> **PROMPT**
Find every line below with the string "close" and pick it out.

> **THE DATA**
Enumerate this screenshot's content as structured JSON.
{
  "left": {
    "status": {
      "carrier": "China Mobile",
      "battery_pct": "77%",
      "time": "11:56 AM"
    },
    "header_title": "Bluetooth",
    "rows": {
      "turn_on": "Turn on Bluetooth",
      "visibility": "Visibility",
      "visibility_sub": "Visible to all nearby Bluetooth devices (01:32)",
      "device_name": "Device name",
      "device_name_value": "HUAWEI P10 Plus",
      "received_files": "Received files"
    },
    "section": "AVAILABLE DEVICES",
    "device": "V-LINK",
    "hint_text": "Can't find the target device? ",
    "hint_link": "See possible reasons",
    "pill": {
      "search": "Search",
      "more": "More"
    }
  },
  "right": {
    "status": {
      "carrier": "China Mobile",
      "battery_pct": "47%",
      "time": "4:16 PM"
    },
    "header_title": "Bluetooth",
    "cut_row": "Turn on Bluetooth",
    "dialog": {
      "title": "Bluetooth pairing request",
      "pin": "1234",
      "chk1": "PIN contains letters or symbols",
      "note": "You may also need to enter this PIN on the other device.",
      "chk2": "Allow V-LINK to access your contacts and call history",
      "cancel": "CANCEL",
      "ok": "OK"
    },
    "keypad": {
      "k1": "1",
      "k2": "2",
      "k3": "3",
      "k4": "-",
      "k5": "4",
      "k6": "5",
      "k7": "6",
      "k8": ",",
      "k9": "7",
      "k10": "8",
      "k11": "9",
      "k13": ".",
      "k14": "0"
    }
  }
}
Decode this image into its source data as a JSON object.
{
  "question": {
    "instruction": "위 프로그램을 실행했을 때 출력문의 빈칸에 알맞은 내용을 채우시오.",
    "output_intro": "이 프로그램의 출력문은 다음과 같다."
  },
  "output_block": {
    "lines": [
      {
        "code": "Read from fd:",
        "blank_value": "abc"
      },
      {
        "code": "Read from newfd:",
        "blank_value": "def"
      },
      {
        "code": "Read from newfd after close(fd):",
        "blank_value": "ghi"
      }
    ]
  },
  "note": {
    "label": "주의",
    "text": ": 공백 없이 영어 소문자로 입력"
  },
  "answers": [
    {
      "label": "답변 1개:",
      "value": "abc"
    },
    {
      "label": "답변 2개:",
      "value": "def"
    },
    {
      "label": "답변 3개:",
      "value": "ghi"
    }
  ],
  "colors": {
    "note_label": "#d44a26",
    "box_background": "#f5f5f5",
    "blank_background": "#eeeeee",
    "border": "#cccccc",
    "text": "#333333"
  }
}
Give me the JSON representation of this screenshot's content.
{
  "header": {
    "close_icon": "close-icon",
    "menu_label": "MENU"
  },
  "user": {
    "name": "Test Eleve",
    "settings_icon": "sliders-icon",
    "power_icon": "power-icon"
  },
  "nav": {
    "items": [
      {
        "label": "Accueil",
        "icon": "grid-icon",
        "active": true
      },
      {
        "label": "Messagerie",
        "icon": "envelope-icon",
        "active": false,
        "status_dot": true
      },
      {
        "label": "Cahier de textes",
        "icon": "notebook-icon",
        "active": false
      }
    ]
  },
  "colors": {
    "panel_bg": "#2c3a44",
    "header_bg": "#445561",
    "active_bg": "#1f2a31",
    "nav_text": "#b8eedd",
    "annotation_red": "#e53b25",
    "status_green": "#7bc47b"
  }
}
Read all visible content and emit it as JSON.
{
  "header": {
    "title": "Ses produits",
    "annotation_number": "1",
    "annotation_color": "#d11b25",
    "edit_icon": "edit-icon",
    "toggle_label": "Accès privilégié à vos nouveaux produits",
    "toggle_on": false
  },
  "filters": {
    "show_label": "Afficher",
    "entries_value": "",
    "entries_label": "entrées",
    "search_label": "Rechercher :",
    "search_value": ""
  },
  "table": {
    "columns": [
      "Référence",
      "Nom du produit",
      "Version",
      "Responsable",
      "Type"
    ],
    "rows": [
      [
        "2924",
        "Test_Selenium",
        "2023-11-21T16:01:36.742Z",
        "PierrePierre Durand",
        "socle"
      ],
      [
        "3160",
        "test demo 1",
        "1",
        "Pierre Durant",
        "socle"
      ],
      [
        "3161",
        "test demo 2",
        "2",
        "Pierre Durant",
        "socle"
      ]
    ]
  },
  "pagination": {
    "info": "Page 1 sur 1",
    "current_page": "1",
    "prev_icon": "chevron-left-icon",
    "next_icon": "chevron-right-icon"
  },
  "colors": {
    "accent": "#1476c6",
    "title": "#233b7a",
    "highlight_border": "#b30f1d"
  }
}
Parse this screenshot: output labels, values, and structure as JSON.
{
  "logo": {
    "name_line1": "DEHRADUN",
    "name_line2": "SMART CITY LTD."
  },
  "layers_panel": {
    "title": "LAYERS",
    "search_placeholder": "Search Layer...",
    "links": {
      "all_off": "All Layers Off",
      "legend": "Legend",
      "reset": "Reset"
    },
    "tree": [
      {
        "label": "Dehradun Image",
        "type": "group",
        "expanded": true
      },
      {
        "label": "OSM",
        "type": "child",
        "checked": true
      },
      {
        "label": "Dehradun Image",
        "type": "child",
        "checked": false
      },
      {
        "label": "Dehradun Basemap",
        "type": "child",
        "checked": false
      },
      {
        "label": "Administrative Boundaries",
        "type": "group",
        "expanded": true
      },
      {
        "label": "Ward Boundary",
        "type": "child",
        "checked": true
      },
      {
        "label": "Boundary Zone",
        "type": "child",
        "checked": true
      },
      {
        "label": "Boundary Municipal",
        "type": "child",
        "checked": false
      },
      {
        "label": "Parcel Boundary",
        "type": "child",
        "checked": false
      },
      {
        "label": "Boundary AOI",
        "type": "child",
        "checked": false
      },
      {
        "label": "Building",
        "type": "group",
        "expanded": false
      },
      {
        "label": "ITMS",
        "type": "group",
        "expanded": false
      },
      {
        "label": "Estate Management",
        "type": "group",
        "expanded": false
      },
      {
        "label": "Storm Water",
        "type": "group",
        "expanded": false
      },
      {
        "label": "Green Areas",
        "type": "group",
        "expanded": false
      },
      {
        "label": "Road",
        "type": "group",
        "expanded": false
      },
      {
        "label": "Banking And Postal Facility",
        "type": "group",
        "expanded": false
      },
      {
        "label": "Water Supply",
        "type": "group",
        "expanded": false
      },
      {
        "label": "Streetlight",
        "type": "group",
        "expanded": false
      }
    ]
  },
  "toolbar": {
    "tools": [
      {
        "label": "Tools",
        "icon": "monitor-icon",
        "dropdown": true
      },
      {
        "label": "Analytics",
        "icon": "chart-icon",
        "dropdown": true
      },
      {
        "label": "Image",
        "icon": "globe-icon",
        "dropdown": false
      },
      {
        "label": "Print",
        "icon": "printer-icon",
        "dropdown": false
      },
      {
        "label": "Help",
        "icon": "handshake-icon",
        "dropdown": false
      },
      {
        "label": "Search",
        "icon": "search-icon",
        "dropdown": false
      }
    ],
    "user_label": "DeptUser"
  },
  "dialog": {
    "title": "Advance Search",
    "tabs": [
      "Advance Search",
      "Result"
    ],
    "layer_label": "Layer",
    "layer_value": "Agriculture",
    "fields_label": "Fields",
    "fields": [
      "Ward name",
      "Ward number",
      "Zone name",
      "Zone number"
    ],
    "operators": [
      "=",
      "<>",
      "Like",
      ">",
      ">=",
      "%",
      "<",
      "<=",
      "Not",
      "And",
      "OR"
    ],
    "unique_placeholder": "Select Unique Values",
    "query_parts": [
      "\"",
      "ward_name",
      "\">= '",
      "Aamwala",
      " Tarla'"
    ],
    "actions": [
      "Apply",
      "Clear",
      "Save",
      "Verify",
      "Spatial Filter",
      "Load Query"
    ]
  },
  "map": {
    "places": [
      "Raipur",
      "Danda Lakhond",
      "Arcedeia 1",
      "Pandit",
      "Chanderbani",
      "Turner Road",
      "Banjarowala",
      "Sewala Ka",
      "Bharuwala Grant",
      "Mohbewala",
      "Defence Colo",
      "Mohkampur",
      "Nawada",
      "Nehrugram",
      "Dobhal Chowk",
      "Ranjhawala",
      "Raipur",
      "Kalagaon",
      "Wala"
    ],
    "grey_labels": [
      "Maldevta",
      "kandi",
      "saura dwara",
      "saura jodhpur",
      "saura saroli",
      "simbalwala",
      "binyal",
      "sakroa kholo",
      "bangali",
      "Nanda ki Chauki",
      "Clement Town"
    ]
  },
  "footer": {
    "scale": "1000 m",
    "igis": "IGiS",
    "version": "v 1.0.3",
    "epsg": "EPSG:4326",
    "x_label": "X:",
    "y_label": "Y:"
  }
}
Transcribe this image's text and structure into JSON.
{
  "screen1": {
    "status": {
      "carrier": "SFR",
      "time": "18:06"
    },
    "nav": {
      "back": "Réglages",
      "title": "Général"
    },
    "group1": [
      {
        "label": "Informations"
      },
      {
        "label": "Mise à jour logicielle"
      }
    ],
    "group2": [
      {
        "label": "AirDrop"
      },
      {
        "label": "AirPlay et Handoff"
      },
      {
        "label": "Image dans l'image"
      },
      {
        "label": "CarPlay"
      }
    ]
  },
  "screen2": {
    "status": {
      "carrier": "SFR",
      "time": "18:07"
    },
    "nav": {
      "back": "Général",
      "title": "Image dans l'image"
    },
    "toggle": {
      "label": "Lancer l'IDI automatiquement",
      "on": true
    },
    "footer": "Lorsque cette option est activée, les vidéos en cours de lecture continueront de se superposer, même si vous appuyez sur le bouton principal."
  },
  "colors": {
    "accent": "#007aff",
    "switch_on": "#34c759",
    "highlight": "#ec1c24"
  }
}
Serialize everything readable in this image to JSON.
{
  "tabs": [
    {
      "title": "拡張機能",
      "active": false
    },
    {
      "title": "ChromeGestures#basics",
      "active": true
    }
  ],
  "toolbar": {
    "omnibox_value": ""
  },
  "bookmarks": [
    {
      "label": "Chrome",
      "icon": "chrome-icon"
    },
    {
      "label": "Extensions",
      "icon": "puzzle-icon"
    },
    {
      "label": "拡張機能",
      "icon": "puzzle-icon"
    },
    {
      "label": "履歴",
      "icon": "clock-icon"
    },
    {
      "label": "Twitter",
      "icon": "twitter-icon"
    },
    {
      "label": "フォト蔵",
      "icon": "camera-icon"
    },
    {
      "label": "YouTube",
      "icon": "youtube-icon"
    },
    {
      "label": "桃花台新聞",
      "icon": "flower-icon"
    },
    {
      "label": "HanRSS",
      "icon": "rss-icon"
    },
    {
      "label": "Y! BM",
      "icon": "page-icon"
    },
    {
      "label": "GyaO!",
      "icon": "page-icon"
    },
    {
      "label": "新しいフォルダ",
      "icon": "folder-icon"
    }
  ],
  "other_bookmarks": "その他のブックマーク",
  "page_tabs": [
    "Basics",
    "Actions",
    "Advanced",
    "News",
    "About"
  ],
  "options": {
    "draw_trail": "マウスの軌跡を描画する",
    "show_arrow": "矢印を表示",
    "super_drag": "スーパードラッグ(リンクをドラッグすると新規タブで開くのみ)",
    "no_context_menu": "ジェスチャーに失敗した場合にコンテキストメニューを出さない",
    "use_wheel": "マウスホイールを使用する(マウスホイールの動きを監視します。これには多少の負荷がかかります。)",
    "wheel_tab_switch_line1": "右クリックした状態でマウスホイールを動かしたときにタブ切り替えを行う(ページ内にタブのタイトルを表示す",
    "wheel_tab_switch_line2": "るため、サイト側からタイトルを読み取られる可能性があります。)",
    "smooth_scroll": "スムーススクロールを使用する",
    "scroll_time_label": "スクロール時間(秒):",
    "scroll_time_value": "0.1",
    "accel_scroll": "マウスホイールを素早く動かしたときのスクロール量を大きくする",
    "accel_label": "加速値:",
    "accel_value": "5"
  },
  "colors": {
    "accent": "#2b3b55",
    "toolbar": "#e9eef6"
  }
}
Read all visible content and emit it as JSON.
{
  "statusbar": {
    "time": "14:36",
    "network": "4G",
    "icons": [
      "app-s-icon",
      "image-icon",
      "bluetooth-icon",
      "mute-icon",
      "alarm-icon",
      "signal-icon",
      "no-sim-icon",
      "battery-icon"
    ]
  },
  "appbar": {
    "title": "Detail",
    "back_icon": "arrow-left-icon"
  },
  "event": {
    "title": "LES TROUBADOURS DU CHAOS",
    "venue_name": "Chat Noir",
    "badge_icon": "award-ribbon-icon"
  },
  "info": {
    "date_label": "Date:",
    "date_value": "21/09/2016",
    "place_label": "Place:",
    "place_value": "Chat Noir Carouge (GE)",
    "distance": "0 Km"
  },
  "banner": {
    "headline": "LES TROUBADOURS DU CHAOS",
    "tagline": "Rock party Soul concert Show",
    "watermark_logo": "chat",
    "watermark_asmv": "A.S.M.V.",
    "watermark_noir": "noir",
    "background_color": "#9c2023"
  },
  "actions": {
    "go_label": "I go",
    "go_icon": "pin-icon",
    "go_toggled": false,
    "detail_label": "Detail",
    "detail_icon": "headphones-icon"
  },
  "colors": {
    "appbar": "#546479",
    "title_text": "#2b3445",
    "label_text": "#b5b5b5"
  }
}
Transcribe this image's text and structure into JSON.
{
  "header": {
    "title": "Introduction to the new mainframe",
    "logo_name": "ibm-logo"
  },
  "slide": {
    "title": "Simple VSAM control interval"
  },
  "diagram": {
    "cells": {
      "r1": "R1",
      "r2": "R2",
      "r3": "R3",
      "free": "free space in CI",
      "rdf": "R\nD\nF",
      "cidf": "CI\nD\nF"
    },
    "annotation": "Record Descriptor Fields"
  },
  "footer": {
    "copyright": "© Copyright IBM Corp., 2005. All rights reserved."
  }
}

> **SOLUTION TO THIS EXERCISE**
        "code": "Read from newfd after close(fd):",
    "close_icon": "close-icon",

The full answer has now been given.